### Data to use
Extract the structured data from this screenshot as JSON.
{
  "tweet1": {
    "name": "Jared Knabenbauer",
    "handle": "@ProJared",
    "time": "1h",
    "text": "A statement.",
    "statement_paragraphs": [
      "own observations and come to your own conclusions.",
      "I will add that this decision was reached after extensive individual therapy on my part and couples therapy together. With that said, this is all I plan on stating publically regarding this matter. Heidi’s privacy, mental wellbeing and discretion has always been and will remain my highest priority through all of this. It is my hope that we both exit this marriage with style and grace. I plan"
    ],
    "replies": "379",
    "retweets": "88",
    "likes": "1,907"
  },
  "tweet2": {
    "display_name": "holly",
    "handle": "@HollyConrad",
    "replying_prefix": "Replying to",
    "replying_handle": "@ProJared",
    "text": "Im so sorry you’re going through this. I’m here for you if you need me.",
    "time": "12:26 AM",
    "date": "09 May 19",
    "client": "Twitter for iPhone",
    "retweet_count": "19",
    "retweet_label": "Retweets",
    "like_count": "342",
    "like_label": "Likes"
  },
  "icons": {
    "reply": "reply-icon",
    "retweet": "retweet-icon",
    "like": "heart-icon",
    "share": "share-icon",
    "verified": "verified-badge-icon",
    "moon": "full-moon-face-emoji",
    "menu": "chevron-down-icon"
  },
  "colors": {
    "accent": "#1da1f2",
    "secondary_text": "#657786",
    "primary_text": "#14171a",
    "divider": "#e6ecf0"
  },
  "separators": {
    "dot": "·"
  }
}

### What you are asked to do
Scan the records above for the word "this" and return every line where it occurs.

### Finished exercise
Extract the structured data from this screenshot as JSON.
      "I will add that this decision was reached after extensive individual therapy on my part and couples therapy together. With that said, this is all I plan on stating publically regarding this matter. Heidi’s privacy, mental wellbeing and discretion has always been and will remain my highest priority through all of this. It is my hope that we both exit this marriage with style and grace. I plan"
    "text": "Im so sorry you’re going through this. I’m here for you if you need me.",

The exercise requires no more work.